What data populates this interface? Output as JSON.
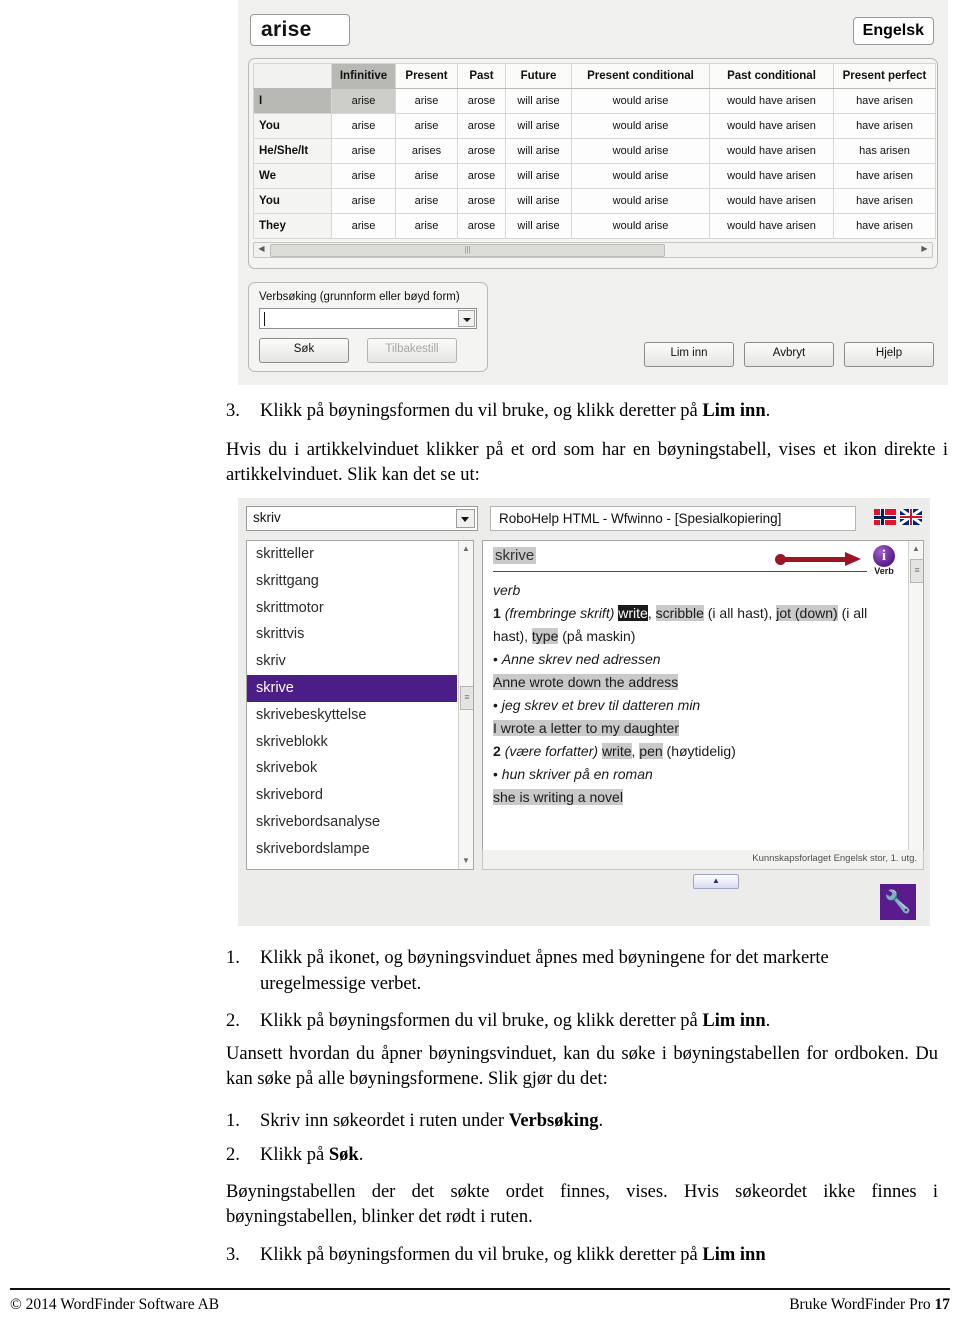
{
  "screenshot1": {
    "headword": "arise",
    "language_button": "Engelsk",
    "table": {
      "columns": [
        "",
        "Infinitive",
        "Present",
        "Past",
        "Future",
        "Present conditional",
        "Past conditional",
        "Present perfect"
      ],
      "selected_column": "Infinitive",
      "selected_row": "I",
      "rows": [
        {
          "person": "I",
          "cells": [
            "arise",
            "arise",
            "arose",
            "will arise",
            "would arise",
            "would have arisen",
            "have arisen"
          ]
        },
        {
          "person": "You",
          "cells": [
            "arise",
            "arise",
            "arose",
            "will arise",
            "would arise",
            "would have arisen",
            "have arisen"
          ]
        },
        {
          "person": "He/She/It",
          "cells": [
            "arise",
            "arises",
            "arose",
            "will arise",
            "would arise",
            "would have arisen",
            "has arisen"
          ]
        },
        {
          "person": "We",
          "cells": [
            "arise",
            "arise",
            "arose",
            "will arise",
            "would arise",
            "would have arisen",
            "have arisen"
          ]
        },
        {
          "person": "You",
          "cells": [
            "arise",
            "arise",
            "arose",
            "will arise",
            "would arise",
            "would have arisen",
            "have arisen"
          ]
        },
        {
          "person": "They",
          "cells": [
            "arise",
            "arise",
            "arose",
            "will arise",
            "would arise",
            "would have arisen",
            "have arisen"
          ]
        }
      ]
    },
    "search_group": {
      "label": "Verbsøking (grunnform eller bøyd form)",
      "input_value": "",
      "search_button": "Søk",
      "reset_button": "Tilbakestill"
    },
    "action_buttons": {
      "paste": "Lim inn",
      "cancel": "Avbryt",
      "help": "Hjelp"
    }
  },
  "text_block_1": {
    "item3_num": "3.",
    "item3_text_a": "Klikk på bøyningsformen du vil bruke, og klikk deretter på ",
    "item3_bold": "Lim inn",
    "item3_text_b": ".",
    "paragraph": "Hvis du i artikkelvinduet klikker på et ord som har en bøyningstabell, vises et ikon direkte i artikkelvinduet. Slik kan det se ut:"
  },
  "screenshot2": {
    "search_combo_value": "skriv",
    "window_title": "RoboHelp HTML - Wfwinno - [Spesialkopiering]",
    "flags": [
      "flag-norway-icon",
      "flag-uk-icon"
    ],
    "word_list": [
      "skritteller",
      "skrittgang",
      "skrittmotor",
      "skrittvis",
      "skriv",
      "skrive",
      "skrivebeskyttelse",
      "skriveblokk",
      "skrivebok",
      "skrivebord",
      "skrivebordsanalyse",
      "skrivebordslampe"
    ],
    "selected_word": "skrive",
    "article": {
      "headword": "skrive",
      "pos": "verb",
      "sense1_num": "1",
      "sense1_gloss": "(frembringe skrift)",
      "sense1_eq_a": "write",
      "sense1_sep_a": ", ",
      "sense1_eq_b": "scribble",
      "sense1_note_b": " (i all hast), ",
      "sense1_eq_c": "jot (down)",
      "sense1_note_c": " (i all hast), ",
      "sense1_eq_d": "type",
      "sense1_note_d": " (på maskin)",
      "ex1_no": "Anne skrev ned adressen",
      "ex1_en": "Anne wrote down the address",
      "ex2_no": "jeg skrev et brev til datteren min",
      "ex2_en": "I wrote a letter to my daughter",
      "sense2_num": "2",
      "sense2_gloss": "(være forfatter)",
      "sense2_eq_a": "write",
      "sense2_sep_a": ", ",
      "sense2_eq_b": "pen",
      "sense2_note_b": " (høytidelig)",
      "ex3_no": "hun skriver på en roman",
      "ex3_en": "she is writing a novel",
      "source": "Kunnskapsforlaget Engelsk stor, 1. utg.",
      "verb_badge_letter": "i",
      "verb_badge_label": "Verb"
    },
    "status_source": "Kunnskapsforlaget Engelsk stor, 1. utg."
  },
  "text_block_2": {
    "item1_num": "1.",
    "item1_text": "Klikk på ikonet, og bøyningsvinduet åpnes med bøyningene for det markerte uregelmessige verbet.",
    "item2_num": "2.",
    "item2_text_a": "Klikk på bøyningsformen du vil bruke, og klikk deretter på ",
    "item2_bold": "Lim inn",
    "item2_text_b": ".",
    "paragraph": "Uansett hvordan du åpner bøyningsvinduet, kan du søke i bøyningstabellen for ordboken. Du kan søke på alle bøyningsformene. Slik gjør du det:"
  },
  "text_block_3": {
    "item1_num": "1.",
    "item1_text_a": "Skriv inn søkeordet i ruten under ",
    "item1_bold": "Verbsøking",
    "item1_text_b": ".",
    "item2_num": "2.",
    "item2_text_a": "Klikk på ",
    "item2_bold": "Søk",
    "item2_text_b": ".",
    "paragraph": "Bøyningstabellen der det søkte ordet finnes, vises. Hvis søkeordet ikke finnes i bøyningstabellen, blinker det rødt i ruten.",
    "item3_num": "3.",
    "item3_text_a": "Klikk på bøyningsformen du vil bruke, og klikk deretter på ",
    "item3_bold": "Lim inn"
  },
  "footer": {
    "left": "© 2014 WordFinder Software AB",
    "right_text": "Bruke WordFinder Pro ",
    "page_number": "17"
  }
}
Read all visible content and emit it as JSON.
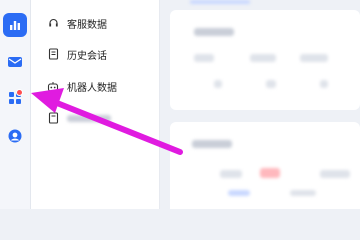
{
  "accent_color": "#2b6cf4",
  "annotation_color": "#e01be0",
  "rail": {
    "items": [
      {
        "icon": "bar-chart-icon",
        "active": true
      },
      {
        "icon": "mail-icon",
        "active": false
      },
      {
        "icon": "apps-grid-icon",
        "active": false,
        "badge": true
      },
      {
        "icon": "agent-headset-icon",
        "active": false
      }
    ]
  },
  "submenu": {
    "items": [
      {
        "label": "客服数据",
        "icon": "headset-icon"
      },
      {
        "label": "历史会话",
        "icon": "document-icon"
      },
      {
        "label": "机器人数据",
        "icon": "robot-icon"
      },
      {
        "label": "",
        "icon": "document-icon"
      }
    ]
  }
}
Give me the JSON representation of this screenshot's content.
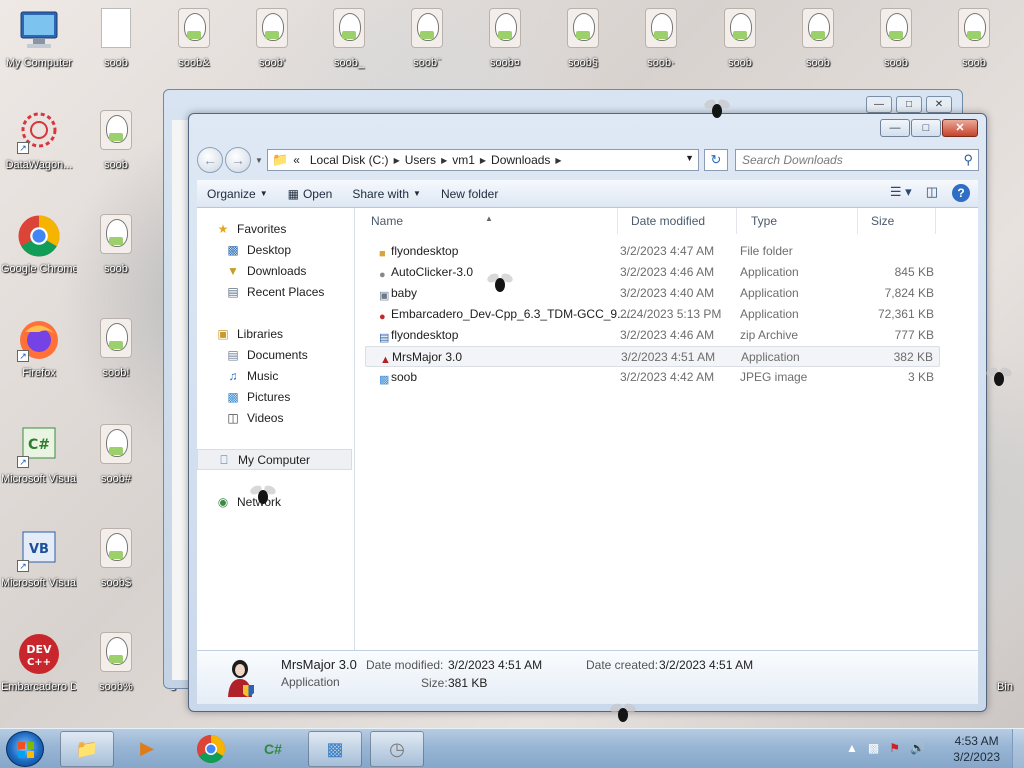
{
  "desktop": {
    "top_row": [
      {
        "label": "My Computer",
        "kind": "computer"
      },
      {
        "label": "soob",
        "kind": "doc"
      },
      {
        "label": "soob&",
        "kind": "soob"
      },
      {
        "label": "soob'",
        "kind": "soob"
      },
      {
        "label": "soob_",
        "kind": "soob"
      },
      {
        "label": "soob¨",
        "kind": "soob"
      },
      {
        "label": "soob¤",
        "kind": "soob"
      },
      {
        "label": "soob§",
        "kind": "soob"
      },
      {
        "label": "soob·",
        "kind": "soob"
      },
      {
        "label": "soob",
        "kind": "soob"
      },
      {
        "label": "soob",
        "kind": "soob"
      },
      {
        "label": "soob",
        "kind": "soob"
      },
      {
        "label": "soob",
        "kind": "soob"
      }
    ],
    "left_col": [
      {
        "label": "DataWagon...",
        "kind": "datawagon"
      },
      {
        "label": "Google Chrome",
        "kind": "chrome"
      },
      {
        "label": "Firefox",
        "kind": "firefox"
      },
      {
        "label": "Microsoft Visual C# ...",
        "kind": "csharp"
      },
      {
        "label": "Microsoft Visual Basi...",
        "kind": "vb"
      },
      {
        "label": "Embarcadero Dev-C++",
        "kind": "devcpp"
      }
    ],
    "second_col": [
      {
        "label": "soob"
      },
      {
        "label": "soob"
      },
      {
        "label": "soob!"
      },
      {
        "label": "soob#"
      },
      {
        "label": "soob$"
      },
      {
        "label": "soob%"
      }
    ],
    "partial_labels": {
      "left": "s",
      "right": "Bin"
    }
  },
  "explorer": {
    "breadcrumb": [
      "«",
      "Local Disk (C:)",
      "Users",
      "vm1",
      "Downloads"
    ],
    "search_placeholder": "Search Downloads",
    "toolbar": {
      "organize": "Organize",
      "open": "Open",
      "share_with": "Share with",
      "new_folder": "New folder"
    },
    "nav": {
      "favorites": "Favorites",
      "favorites_items": [
        "Desktop",
        "Downloads",
        "Recent Places"
      ],
      "libraries": "Libraries",
      "libraries_items": [
        "Documents",
        "Music",
        "Pictures",
        "Videos"
      ],
      "computer": "My Computer",
      "network": "Network"
    },
    "columns": {
      "name": "Name",
      "date": "Date modified",
      "type": "Type",
      "size": "Size"
    },
    "files": [
      {
        "name": "flyondesktop",
        "date": "3/2/2023 4:47 AM",
        "type": "File folder",
        "size": "",
        "icon": "folder-icon"
      },
      {
        "name": "AutoClicker-3.0",
        "date": "3/2/2023 4:46 AM",
        "type": "Application",
        "size": "845 KB",
        "icon": "mouse-icon"
      },
      {
        "name": "baby",
        "date": "3/2/2023 4:40 AM",
        "type": "Application",
        "size": "7,824 KB",
        "icon": "app-icon"
      },
      {
        "name": "Embarcadero_Dev-Cpp_6.3_TDM-GCC_9....",
        "date": "2/24/2023 5:13 PM",
        "type": "Application",
        "size": "72,361 KB",
        "icon": "devcpp-icon"
      },
      {
        "name": "flyondesktop",
        "date": "3/2/2023 4:46 AM",
        "type": "zip Archive",
        "size": "777 KB",
        "icon": "zip-icon"
      },
      {
        "name": "MrsMajor 3.0",
        "date": "3/2/2023 4:51 AM",
        "type": "Application",
        "size": "382 KB",
        "icon": "mrsmajor-icon"
      },
      {
        "name": "soob",
        "date": "3/2/2023 4:42 AM",
        "type": "JPEG image",
        "size": "3 KB",
        "icon": "image-icon"
      }
    ],
    "details": {
      "name": "MrsMajor 3.0",
      "type": "Application",
      "date_modified_label": "Date modified:",
      "date_modified": "3/2/2023 4:51 AM",
      "date_created_label": "Date created:",
      "date_created": "3/2/2023 4:51 AM",
      "size_label": "Size:",
      "size": "381 KB"
    }
  },
  "taskbar": {
    "clock_time": "4:53 AM",
    "clock_date": "3/2/2023"
  }
}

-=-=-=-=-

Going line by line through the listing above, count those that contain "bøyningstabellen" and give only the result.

2